[Data about app and page elements]

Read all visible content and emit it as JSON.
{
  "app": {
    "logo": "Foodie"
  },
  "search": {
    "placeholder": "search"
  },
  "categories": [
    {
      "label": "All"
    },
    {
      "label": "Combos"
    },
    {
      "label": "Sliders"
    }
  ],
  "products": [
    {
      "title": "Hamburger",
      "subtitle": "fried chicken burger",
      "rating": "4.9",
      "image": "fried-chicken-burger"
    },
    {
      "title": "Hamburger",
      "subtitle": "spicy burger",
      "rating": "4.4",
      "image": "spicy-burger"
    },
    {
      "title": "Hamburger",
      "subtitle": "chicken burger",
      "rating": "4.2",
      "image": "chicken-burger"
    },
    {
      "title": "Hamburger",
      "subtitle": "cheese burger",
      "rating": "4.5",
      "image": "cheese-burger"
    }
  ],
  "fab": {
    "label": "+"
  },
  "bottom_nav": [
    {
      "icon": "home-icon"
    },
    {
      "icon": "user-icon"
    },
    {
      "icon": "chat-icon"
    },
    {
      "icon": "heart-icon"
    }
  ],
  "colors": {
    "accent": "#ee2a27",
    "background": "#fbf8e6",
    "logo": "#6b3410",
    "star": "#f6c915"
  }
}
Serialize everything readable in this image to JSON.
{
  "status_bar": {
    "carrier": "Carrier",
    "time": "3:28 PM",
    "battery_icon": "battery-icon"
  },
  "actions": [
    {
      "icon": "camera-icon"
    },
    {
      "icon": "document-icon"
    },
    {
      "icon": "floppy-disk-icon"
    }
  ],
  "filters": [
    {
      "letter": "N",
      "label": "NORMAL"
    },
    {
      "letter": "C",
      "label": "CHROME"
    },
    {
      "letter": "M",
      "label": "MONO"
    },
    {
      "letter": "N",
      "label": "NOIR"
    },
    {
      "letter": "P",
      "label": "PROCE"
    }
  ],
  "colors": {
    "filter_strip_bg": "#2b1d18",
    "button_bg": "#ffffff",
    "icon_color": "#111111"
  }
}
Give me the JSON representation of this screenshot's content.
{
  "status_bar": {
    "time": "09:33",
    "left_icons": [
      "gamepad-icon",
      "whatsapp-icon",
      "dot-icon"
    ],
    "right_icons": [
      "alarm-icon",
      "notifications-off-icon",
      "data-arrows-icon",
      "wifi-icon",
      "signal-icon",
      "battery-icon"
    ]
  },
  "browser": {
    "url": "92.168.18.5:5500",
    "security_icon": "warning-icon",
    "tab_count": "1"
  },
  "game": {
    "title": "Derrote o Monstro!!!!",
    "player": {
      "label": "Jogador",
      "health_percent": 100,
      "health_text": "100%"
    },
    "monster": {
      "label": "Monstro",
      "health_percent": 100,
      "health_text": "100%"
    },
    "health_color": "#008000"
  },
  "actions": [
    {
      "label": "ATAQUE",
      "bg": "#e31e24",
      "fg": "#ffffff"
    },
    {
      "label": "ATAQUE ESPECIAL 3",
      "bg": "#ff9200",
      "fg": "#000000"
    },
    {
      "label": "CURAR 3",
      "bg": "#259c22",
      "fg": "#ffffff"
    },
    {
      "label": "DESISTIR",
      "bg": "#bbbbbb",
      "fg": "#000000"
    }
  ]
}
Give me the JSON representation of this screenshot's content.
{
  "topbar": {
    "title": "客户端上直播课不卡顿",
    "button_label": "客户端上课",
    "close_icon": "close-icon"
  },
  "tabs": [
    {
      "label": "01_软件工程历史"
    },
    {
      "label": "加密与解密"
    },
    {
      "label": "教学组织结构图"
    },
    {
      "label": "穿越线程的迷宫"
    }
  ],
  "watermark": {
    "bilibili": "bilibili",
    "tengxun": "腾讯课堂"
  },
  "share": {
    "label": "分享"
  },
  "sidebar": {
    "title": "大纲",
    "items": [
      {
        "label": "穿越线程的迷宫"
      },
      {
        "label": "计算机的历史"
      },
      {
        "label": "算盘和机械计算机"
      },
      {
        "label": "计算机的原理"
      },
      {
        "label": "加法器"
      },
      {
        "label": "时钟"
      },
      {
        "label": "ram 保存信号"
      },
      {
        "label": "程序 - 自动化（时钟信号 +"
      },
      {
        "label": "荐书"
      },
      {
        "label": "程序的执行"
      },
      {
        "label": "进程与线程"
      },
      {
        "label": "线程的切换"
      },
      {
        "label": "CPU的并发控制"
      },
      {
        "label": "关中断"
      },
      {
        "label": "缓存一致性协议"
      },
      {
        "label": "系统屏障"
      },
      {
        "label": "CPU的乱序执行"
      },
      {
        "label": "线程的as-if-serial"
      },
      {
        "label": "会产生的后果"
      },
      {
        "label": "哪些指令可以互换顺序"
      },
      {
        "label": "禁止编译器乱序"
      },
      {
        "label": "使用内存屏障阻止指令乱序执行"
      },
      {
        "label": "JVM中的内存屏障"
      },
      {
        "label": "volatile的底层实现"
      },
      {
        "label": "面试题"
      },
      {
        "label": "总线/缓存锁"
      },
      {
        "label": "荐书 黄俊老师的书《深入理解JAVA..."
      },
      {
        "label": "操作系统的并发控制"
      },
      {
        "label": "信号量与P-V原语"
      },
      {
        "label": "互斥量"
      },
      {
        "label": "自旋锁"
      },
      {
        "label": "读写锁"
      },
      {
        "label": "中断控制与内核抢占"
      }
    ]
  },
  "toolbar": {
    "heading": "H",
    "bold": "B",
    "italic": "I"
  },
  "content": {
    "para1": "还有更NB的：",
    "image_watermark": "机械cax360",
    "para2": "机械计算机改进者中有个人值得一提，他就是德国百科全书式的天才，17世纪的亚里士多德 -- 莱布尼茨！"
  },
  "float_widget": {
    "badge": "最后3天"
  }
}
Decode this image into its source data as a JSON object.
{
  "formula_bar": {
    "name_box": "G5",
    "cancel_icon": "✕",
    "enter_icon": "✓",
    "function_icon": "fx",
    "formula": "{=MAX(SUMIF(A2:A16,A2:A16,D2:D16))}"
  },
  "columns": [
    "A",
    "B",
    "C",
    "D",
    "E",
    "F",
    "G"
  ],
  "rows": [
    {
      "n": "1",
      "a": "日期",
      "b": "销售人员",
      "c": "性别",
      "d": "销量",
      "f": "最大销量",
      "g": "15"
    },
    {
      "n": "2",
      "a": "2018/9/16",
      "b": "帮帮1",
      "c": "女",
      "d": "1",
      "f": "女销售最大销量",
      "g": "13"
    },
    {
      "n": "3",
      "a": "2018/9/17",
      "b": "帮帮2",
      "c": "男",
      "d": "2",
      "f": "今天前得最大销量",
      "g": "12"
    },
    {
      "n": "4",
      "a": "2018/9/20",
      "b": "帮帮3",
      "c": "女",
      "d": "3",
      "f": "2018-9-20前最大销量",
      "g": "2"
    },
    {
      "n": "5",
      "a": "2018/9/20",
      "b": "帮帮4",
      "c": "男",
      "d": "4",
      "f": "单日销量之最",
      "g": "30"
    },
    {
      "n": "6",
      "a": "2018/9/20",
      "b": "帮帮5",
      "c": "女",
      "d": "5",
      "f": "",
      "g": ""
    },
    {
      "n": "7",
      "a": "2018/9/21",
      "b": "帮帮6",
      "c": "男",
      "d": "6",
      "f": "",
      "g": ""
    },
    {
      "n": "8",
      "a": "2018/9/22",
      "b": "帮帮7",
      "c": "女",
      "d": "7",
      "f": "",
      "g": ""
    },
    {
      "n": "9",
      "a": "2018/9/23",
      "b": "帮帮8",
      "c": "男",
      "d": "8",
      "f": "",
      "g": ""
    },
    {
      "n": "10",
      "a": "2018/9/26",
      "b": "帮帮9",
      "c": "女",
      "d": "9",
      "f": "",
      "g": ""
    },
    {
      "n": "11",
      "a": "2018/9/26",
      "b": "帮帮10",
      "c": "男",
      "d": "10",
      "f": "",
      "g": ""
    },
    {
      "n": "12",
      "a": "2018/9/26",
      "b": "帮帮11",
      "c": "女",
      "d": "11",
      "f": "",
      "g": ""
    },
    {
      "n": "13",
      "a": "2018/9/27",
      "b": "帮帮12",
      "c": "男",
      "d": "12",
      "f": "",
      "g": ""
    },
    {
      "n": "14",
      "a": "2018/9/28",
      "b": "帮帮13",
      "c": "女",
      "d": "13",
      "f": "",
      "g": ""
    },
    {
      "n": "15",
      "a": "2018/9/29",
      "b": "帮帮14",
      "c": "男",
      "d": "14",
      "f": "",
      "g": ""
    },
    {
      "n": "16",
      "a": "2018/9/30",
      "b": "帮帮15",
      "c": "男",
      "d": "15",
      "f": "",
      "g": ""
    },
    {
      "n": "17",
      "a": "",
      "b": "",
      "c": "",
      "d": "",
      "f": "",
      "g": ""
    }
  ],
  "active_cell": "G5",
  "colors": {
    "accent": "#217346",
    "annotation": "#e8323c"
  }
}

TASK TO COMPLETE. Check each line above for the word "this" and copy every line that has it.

OUTPUT BELOW.
Serialize everything readable in this image to JSON.
Give me the JSON representation of this screenshot's content.
Give me the JSON representation of this screenshot's content.
Decode this image into its source data as a JSON object.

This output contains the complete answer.